Highlights of the Museo del Oro
You can find the Gold Museum at La Candelaria, Bogota’s historical center, and it occupies a building that was a former prison. One of the fascinating things about the Gold Museum is that it gives visitors a glimpse into the lives of Colombia’s indigenous people. The museum’s collection includes both Inca and Muisca gold, providing insight into two very different cultures. The Inca were one of the largest empires in South America before the arrival of the Spanish, while the Muisca were a smaller tribe that inhabited what is now Colombia.
Some of the most popular items on display include Pre-Colombian burial masks, ancient Incan jewelry, Spanish colonial coins, modern-day Colombian coins, and gold nuggets from various Colombian mines.
My favorite gold object here is the shining Muisca Raft showing the ritual that brought about the unforgettable and legendary story of El Dorado.
The Gold Museum also allows visitors to see how gold is mined and processed into different forms.
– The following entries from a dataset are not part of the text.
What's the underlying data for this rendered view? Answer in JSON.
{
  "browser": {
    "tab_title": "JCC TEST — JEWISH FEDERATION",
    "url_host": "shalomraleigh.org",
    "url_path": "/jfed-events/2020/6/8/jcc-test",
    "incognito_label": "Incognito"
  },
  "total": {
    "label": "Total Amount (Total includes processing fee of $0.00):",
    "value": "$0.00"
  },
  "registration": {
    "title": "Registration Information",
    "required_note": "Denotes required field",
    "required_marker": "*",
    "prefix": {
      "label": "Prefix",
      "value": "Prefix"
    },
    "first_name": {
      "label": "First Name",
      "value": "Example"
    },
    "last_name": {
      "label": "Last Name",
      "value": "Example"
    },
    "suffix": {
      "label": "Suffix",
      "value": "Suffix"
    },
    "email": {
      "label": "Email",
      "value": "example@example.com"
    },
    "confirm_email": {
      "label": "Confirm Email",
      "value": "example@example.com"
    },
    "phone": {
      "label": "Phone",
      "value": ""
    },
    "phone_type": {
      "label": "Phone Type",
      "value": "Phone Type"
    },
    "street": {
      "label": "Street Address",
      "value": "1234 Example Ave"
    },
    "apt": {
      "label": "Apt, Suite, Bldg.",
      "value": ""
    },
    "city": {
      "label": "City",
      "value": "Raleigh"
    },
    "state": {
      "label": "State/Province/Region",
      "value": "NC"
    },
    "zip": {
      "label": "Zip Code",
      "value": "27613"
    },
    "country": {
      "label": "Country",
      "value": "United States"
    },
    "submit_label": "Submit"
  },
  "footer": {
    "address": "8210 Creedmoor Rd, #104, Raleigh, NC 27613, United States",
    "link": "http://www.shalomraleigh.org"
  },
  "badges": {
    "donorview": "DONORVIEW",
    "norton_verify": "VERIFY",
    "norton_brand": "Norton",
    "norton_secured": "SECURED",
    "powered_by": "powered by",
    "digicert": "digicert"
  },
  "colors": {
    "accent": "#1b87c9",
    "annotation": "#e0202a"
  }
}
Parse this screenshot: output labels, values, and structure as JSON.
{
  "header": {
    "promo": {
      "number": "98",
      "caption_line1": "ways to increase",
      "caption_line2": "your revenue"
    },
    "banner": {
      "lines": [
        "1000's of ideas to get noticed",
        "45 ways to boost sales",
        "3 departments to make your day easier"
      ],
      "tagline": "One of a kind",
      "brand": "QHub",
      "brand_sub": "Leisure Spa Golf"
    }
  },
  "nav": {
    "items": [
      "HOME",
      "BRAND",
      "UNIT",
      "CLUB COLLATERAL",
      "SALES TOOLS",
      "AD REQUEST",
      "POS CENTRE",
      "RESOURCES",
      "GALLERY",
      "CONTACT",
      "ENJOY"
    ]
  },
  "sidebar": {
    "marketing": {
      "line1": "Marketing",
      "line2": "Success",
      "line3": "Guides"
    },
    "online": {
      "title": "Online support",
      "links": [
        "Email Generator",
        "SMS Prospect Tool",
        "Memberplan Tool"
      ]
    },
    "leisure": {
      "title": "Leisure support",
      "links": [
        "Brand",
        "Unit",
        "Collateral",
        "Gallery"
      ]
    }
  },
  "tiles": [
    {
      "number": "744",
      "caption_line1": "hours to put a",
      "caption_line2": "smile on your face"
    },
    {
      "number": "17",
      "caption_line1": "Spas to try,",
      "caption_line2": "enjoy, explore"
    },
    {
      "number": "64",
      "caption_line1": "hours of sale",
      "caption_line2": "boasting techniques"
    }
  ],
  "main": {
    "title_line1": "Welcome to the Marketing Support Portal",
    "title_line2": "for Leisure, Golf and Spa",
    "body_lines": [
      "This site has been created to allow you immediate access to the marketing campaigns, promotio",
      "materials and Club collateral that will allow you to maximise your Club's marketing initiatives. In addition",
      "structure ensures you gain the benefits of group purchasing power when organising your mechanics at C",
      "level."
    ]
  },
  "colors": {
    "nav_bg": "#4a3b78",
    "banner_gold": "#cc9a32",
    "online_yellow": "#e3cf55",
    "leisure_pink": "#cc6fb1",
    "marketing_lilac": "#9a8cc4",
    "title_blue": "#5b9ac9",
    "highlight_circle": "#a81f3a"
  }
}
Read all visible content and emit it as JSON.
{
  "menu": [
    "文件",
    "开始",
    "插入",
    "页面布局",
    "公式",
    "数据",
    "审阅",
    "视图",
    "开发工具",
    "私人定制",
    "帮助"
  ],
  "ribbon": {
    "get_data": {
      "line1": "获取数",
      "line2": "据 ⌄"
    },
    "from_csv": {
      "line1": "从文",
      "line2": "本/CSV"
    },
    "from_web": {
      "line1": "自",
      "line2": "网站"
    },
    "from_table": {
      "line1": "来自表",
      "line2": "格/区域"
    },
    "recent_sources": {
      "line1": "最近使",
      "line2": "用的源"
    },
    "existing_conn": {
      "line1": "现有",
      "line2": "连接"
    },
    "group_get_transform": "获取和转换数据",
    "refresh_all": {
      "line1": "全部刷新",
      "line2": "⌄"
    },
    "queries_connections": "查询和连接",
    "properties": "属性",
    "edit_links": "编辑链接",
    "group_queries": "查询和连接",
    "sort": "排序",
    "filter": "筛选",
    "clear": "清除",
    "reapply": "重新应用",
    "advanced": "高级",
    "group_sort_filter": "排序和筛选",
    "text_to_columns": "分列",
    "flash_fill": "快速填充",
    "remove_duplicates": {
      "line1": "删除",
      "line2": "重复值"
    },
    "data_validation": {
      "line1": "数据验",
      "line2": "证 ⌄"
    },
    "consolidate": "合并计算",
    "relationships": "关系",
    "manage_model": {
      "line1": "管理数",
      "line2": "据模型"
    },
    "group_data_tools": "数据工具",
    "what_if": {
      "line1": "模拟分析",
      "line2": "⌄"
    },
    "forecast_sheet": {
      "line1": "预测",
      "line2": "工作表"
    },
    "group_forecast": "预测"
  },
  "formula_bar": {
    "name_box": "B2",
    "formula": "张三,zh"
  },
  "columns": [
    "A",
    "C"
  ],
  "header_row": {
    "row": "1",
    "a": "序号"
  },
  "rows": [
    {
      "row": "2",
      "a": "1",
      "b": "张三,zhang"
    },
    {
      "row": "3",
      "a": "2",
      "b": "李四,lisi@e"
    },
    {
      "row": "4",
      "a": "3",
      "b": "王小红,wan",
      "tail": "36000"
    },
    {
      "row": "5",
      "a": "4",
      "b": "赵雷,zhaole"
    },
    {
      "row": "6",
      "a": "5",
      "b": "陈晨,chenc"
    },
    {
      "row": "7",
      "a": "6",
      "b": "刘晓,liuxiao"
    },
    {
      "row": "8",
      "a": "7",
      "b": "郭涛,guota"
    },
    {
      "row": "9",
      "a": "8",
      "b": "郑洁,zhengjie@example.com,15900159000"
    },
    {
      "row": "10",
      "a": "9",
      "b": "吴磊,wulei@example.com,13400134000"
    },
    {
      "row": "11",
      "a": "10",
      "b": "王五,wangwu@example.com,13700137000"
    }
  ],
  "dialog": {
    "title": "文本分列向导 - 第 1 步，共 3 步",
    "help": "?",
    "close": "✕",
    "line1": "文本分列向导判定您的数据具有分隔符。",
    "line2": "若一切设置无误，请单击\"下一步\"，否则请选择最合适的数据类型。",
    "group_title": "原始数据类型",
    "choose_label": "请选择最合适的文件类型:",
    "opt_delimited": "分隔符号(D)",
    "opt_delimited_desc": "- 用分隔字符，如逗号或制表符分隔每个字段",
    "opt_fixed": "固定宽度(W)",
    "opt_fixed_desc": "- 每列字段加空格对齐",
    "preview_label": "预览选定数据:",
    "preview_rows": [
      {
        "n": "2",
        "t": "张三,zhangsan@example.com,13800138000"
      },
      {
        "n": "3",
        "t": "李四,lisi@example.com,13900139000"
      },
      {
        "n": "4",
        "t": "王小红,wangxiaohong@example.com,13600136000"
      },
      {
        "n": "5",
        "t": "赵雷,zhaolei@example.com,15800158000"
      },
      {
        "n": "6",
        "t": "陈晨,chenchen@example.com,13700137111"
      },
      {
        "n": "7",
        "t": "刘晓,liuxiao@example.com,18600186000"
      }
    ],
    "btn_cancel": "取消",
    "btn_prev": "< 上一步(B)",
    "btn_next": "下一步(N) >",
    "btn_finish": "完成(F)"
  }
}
There are exhibits on gold panning and smelting, as well as an informative film about gold mining in Colombia.
If you’re planning a trip to Bogota, add the Gold Museum to your list of must-see attractions. You’ll learn about Colombia’s indigenous cultures, see some incredible artwork, and get an up-close look at some of the most fantastic gold artifacts imaginable. The admission fee to the museum is just COP4,000, so it’s an affordable way to experience some of Bogota’s rich history and culture.
My Suggestion to the Museum
After paying for the ticket, I thought they would give me a museum brochure, but I was handed nothing. I asked for it, but they said they didn’t have one. I’d recommend that they have a brochure showing the Top 10 objects to see inside. This is very helpful for those who don’t have much time to explore the museum.